Andrew Starner on Yukio Mishima
Travels in Search of a Samurai Legend.
By Christopher Ross. Da Capo. 262 pp. $26
The declaration last year by Japan’s new prime minister that he intends to rewrite his country’s constitution, which renounces war, came too late for Yukio Mishima. The world-famous writer resented the pacifism imposed on his country after World War II and wanted Japan to turn aside from what he saw as its drift into Western decadence. In the end, he sacrificed his life for the cause. On November 25, 1970, after a botched attack on a Japanese defense base, he committed seppuku—ritual suicide with a sword.
In the eyes of many, Yukio Mishima (the pseudonym adopted by Kimitake Hiraoka, b. 1925) was a right-wing fanatic and a national embarrassment. But he was also a phenomenally talented and prolific writer, three times nominated for the Nobel Prize, whose novels and plays still fascinate Western audiences. The very day he committed suicide, Mishima mailed his publisher the final pages of the fourth book in his epic tetralogy The Sea of Fertility, a work of historical fiction that blends the brutal drive for self-destruction with the beauty of reincarnation.
The history that has intervened since Mishima’s death makes him ripe for a re-evaluation, but such is not the project of Christopher Ross, an adventurer whose previous book narrated his experience working as a London tube station assistant. Instead, he has written an entertaining mash-up of a biography that blends elements of travelogue, memoir, and martial arts manual, illuminating some of the mysteries of Yukio Mishima, Japan, and, of course, Christopher Ross.
Mishima admired the traditional values he saw embodied in the samurai, who disappeared along with Japan’s feudal system, and he strove to imitate these warriors. But if Mishima styled himself a samurai, he was a strange one: a sickly and effete child who eventually developed a well-muscled physique, a preening celebrity who courted the spotlight, a homosexual who lived with a wife and children. Above all, he desired to become famous and to die heroically.

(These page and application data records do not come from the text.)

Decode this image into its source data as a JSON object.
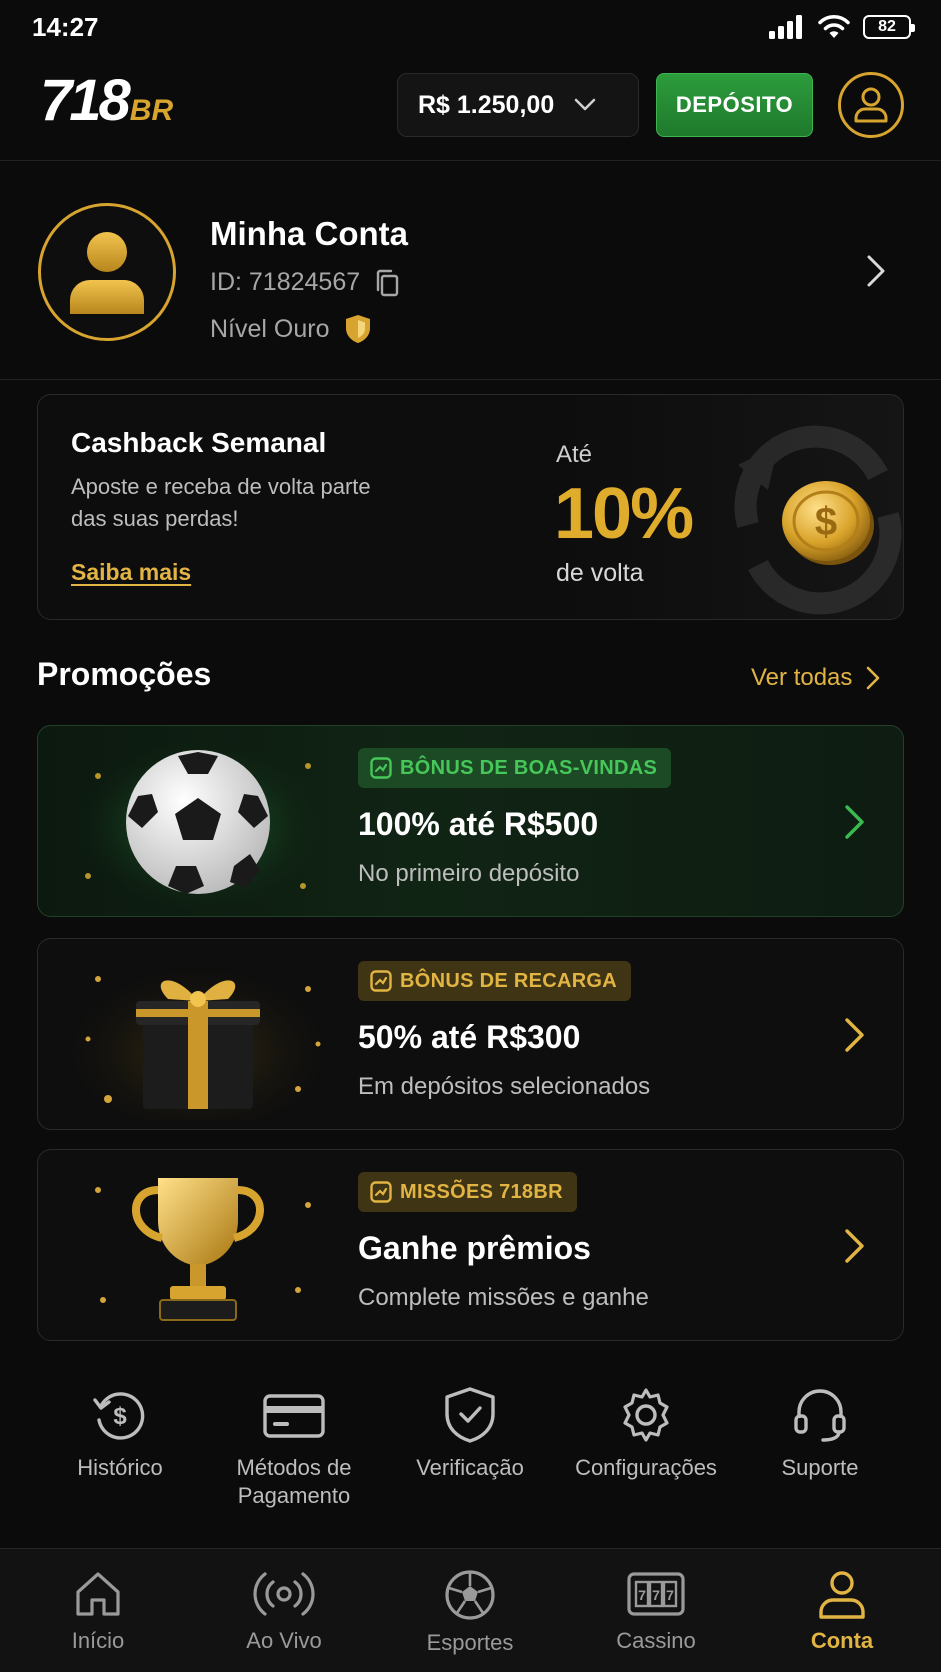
{
  "status_bar": {
    "time": "14:27",
    "battery": "82"
  },
  "header": {
    "logo_main": "718",
    "logo_suffix": "BR",
    "balance": "R$ 1.250,00",
    "deposit_label": "DEPÓSITO"
  },
  "account": {
    "title": "Minha Conta",
    "id_text": "ID: 71824567",
    "level_text": "Nível Ouro"
  },
  "cashback": {
    "title": "Cashback Semanal",
    "description": "Aposte e receba de volta parte das suas perdas!",
    "link": "Saiba mais",
    "prefix": "Até",
    "percent": "10%",
    "suffix": "de volta"
  },
  "promotions": {
    "heading": "Promoções",
    "see_all": "Ver todas",
    "items": [
      {
        "badge": "BÔNUS DE BOAS-VINDAS",
        "title": "100% até R$500",
        "subtitle": "No primeiro depósito",
        "theme": "green",
        "art": "soccer-ball"
      },
      {
        "badge": "BÔNUS DE RECARGA",
        "title": "50% até R$300",
        "subtitle": "Em depósitos selecionados",
        "theme": "gold",
        "art": "gift-box"
      },
      {
        "badge": "MISSÕES 718BR",
        "title": "Ganhe prêmios",
        "subtitle": "Complete missões e ganhe",
        "theme": "gold",
        "art": "trophy"
      }
    ]
  },
  "quick_actions": [
    {
      "label": "Histórico",
      "icon": "history-icon"
    },
    {
      "label": "Métodos de Pagamento",
      "icon": "card-icon"
    },
    {
      "label": "Verificação",
      "icon": "shield-check-icon"
    },
    {
      "label": "Configurações",
      "icon": "gear-icon"
    },
    {
      "label": "Suporte",
      "icon": "headset-icon"
    }
  ],
  "bottom_nav": [
    {
      "label": "Início",
      "icon": "home-icon"
    },
    {
      "label": "Ao Vivo",
      "icon": "live-icon"
    },
    {
      "label": "Esportes",
      "icon": "soccer-icon"
    },
    {
      "label": "Cassino",
      "icon": "slot-machine-icon"
    },
    {
      "label": "Conta",
      "icon": "user-icon",
      "active": true
    }
  ],
  "colors": {
    "gold": "#e2b443",
    "green": "#2c9c3c",
    "background": "#0b0b0b"
  }
}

His death—whether heroic or not—is what inspired Ross’s search for Mishima’s legacy. But though Ross comes across as clever and worldly, he lacks the requisite nihilism. And he can’t keep from inserting himself into Mishima’s story, as when he disrobes and descends into a torture chamber to meet someone whom he believes to have been one of Mishima’s lovers. (He discovers that the man had instead been conscripted to witness Mishima pretend to commit ritual suicide, a variety of role-playing Mishima found immensely arousing.)
Because Ross is such a charming rogue, we don’t mind that he never decides if the book is about Mishima or himself. Or that he can’t refrain from digressions into the comically obscure—metallurgical arcana, say, or the ways a human body can be dismembered. The book gains traction when Ross focuses on his search for the antique sword that Mishima used to kill himself.
At last, a mysterious phone call reveals its whereabouts. But succeeding in his quest leaves Ross cold. When he sees the sword, he writes, “I am no longer thinking of death.” And this is where he and Mishima part ways. For a short time, however, Ross grew very close to his protagonist. We know because he tells us that while he was writing this book, he was stricken with severe pains in his abdomen, pains he eventually realized were the pangs of a phantom seppuku.